The current rector is the Reverend Charles Messer. I am moved by Fr. Messer’s love for people and his love for Christ. He is the type of Priest that I would have loved to have shared parish ministry. I could see the two of us, working hand in hand, walking step by step, laughing, crying, praying. He is a caring, committed and faithful. Now we share our call in the Diocese of Pennsylvania, and we are “working and sharing” parish ministry together.
The work of Holy Apostles is close to the heart of the diocesan mission. My brothers and sisters at Holy Apostles are needed to build up our beloved diocese. This sense of fellows and collaborative work is essential to our shared identity as a community of faith. It is my prayer that through action, words, support, and engagement our brothers and sisters in West Philadelphia will never feel as if they are on their own.
The people of Holy Apostles and the Mediator are trailblazers in a field that is ripe for planting and growing. Aside from Holy Apostles, the Episcopal Church does not have a presence in West Philadelphia. We need to envision ways to support and uphold their ministry. Our brothers and sisters are the anchors, missionaries, and voices for spreading the Gospel message.

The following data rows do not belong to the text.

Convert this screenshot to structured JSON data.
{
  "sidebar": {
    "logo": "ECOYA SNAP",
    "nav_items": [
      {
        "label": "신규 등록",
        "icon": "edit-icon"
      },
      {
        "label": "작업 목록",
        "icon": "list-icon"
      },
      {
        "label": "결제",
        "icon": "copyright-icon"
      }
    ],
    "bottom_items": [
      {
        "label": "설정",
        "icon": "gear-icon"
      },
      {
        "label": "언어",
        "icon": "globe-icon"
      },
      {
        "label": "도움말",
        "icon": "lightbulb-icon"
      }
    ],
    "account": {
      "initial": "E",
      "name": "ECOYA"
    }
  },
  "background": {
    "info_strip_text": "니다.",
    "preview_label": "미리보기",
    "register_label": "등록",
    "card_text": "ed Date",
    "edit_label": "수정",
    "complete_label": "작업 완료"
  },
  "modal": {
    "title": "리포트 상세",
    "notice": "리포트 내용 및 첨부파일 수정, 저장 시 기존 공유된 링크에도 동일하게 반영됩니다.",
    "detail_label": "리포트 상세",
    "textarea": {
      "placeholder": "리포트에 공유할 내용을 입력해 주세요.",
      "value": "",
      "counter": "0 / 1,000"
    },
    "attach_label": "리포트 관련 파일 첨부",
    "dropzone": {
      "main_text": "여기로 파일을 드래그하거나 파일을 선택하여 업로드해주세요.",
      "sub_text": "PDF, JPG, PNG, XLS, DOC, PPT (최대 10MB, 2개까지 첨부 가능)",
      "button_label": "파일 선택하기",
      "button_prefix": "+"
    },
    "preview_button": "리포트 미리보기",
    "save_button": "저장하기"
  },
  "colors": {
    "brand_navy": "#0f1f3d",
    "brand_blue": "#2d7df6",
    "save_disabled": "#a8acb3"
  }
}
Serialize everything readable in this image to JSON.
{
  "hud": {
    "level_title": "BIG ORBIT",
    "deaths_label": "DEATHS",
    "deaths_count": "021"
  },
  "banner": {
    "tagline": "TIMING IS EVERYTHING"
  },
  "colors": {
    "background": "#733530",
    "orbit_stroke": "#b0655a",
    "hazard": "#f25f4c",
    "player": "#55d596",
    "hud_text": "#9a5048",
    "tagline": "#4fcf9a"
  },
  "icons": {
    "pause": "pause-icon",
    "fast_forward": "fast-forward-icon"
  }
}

Please visit Holy Apostles. The congregation is joyous, welcoming, faithful and has the heart for ministry. Each time I am at Holy Apostles, I notice that everyone has a broad smile, a warm and welcoming embrace and specific attention to Christian hospitality. The elderly interact with young children. I have seen teens come in and speak to groups at a meeting. Parishioners go out into the street and invite people into the sacred space. The structures and grounds are beautiful and well maintained.
Two areas need we need to highlight - outreach and the sacred structure. Holy Apostles can host a variety of community and diocesan activities. If you have a meeting, a community event, or a place to engage the seeker - please consider using Holy Apostles. The impact on the surrounding community and the congregation will be transformative. The physical structure and sacred spaces stand as a beacon of hope and light. From this sanctuary and grounds - ministry is occurring. A full sized basketball court provides recreational opportunities for the neighborhood and youth programs. There exists the great potential for a variety of artistic performances (the area has a strong history of music venues). Holy Apostles can accommodate a variety of needs. The congregation is ready and prepared for healthy and dynamic growth.

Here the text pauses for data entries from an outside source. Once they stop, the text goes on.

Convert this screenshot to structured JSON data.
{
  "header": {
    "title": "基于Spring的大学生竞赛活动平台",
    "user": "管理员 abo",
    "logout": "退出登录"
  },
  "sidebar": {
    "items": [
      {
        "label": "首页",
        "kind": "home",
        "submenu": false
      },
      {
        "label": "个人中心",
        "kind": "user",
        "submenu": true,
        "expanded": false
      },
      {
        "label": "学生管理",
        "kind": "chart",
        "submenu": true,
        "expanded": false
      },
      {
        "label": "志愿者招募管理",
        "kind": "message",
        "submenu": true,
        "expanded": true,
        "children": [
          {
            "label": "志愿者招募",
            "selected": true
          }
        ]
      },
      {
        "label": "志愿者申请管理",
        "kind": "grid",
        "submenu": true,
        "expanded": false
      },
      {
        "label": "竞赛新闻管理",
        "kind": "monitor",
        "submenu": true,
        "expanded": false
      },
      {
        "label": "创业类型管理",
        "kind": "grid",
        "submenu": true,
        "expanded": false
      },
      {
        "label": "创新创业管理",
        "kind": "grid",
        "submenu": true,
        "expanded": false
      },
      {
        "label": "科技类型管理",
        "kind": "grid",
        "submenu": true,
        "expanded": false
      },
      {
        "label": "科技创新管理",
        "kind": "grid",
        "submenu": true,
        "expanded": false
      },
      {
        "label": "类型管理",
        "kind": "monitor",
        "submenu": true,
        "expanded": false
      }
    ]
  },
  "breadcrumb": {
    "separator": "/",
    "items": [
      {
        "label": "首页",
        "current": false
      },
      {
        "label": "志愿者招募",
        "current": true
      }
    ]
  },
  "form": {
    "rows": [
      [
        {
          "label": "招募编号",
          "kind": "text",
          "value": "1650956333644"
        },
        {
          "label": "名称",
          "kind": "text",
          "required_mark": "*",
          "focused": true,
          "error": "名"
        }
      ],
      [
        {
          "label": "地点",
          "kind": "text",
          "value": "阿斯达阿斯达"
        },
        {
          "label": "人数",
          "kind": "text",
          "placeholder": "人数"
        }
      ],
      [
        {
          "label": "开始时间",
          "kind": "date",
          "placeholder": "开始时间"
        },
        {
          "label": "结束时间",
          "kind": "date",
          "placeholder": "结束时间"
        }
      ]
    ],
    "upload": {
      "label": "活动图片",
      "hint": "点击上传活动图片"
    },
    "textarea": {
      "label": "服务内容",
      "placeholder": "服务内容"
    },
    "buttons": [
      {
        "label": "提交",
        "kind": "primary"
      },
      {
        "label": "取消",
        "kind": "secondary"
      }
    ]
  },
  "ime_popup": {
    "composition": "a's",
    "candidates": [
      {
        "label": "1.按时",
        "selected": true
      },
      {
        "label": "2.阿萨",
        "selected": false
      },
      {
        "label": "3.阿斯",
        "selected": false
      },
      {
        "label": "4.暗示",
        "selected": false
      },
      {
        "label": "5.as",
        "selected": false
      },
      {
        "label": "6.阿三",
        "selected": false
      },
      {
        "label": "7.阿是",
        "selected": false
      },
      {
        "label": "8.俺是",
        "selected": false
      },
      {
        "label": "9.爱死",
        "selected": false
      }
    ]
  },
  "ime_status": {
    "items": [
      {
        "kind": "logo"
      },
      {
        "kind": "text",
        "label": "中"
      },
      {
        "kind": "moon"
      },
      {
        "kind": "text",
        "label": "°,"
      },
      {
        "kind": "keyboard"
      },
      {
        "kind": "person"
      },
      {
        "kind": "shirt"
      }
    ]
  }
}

I am inspired each time I visit Holy Apostles. The outreach is moving, and the congregation walks the journey with the neighborhood. As with many of our congregations, the Offices of the Diocese will work to support their ministry. Our collective vision is to grow this diocese by empowering our congregations for ministry. Finally, I cannot say enough about the beauty of the sanctuary. There is a sense of reverence when you enter a sanctuary. I believe Holy Apostles rivals the great cathedrals in New York. I will argue this point with all other dioceses - we have the most beautiful places of worship. Saying that, if you have not seen the baptismal font at Holy Apostles, it is one of a kind and unlike any other in the country. Take a drive to West Philadelphia. Come in and speak to the people of this beautiful church. Spend time with Fr. Chuck, and you will experience his passion for the Gospel. You will find a beautiful, loving and spiritual community. Holy Apostles and the Mediator is growing, building and beginning the next chapter in their history. It is giving life and in the process - changing lives.

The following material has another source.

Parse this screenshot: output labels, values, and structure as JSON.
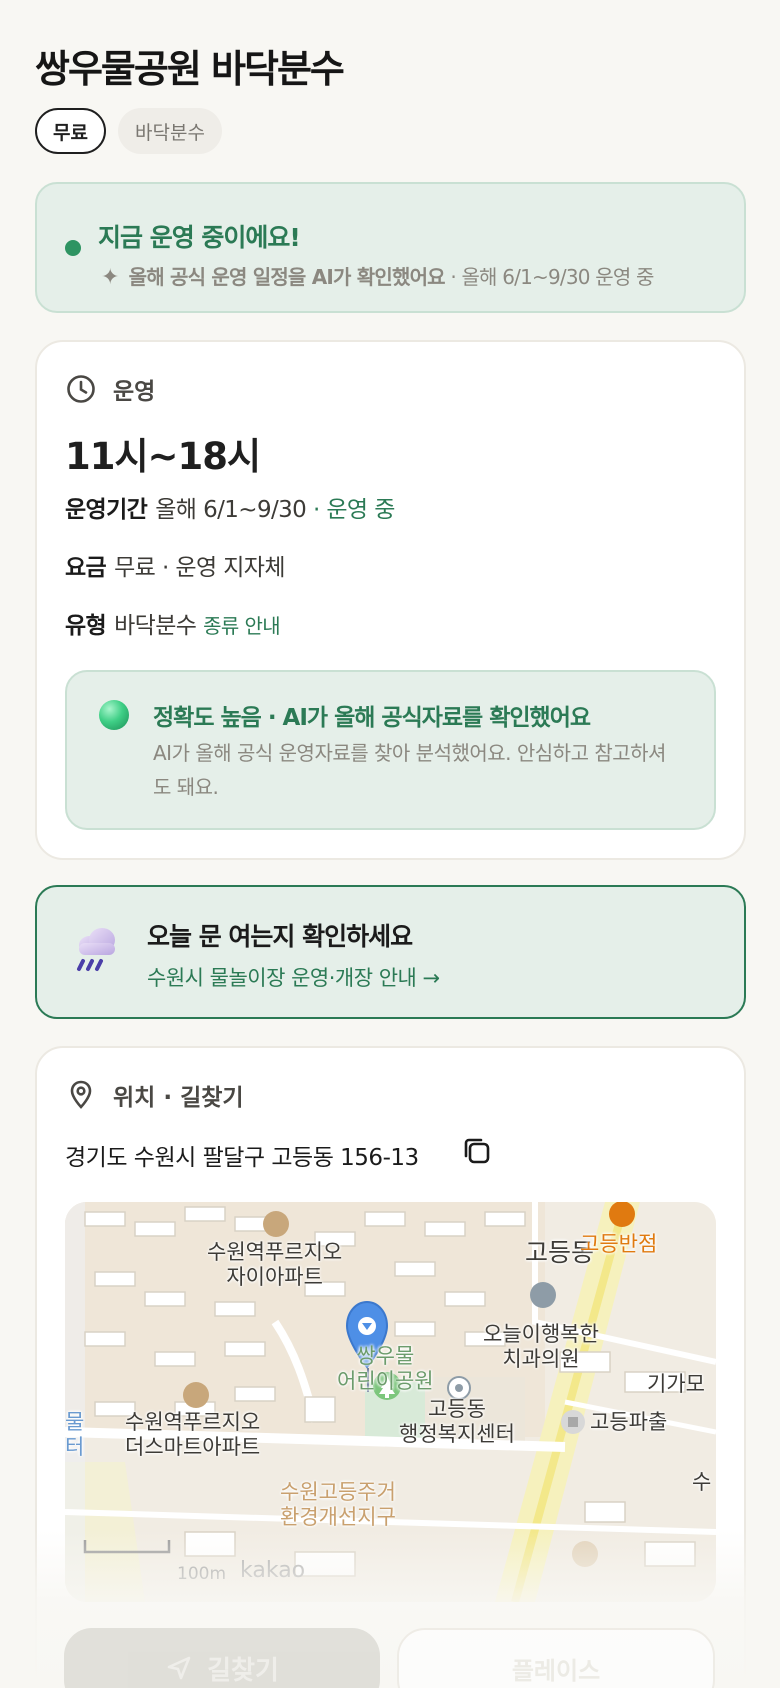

An extraordinary day at Holy Apostles. I am blessed to serve as your Bishop. I give thanks for you each day. The following churches are next on the blog schedule. The Historic African Episcopal Church of St. Thomas, St. Mary’s Hamilton Village and Christ Church Ithan.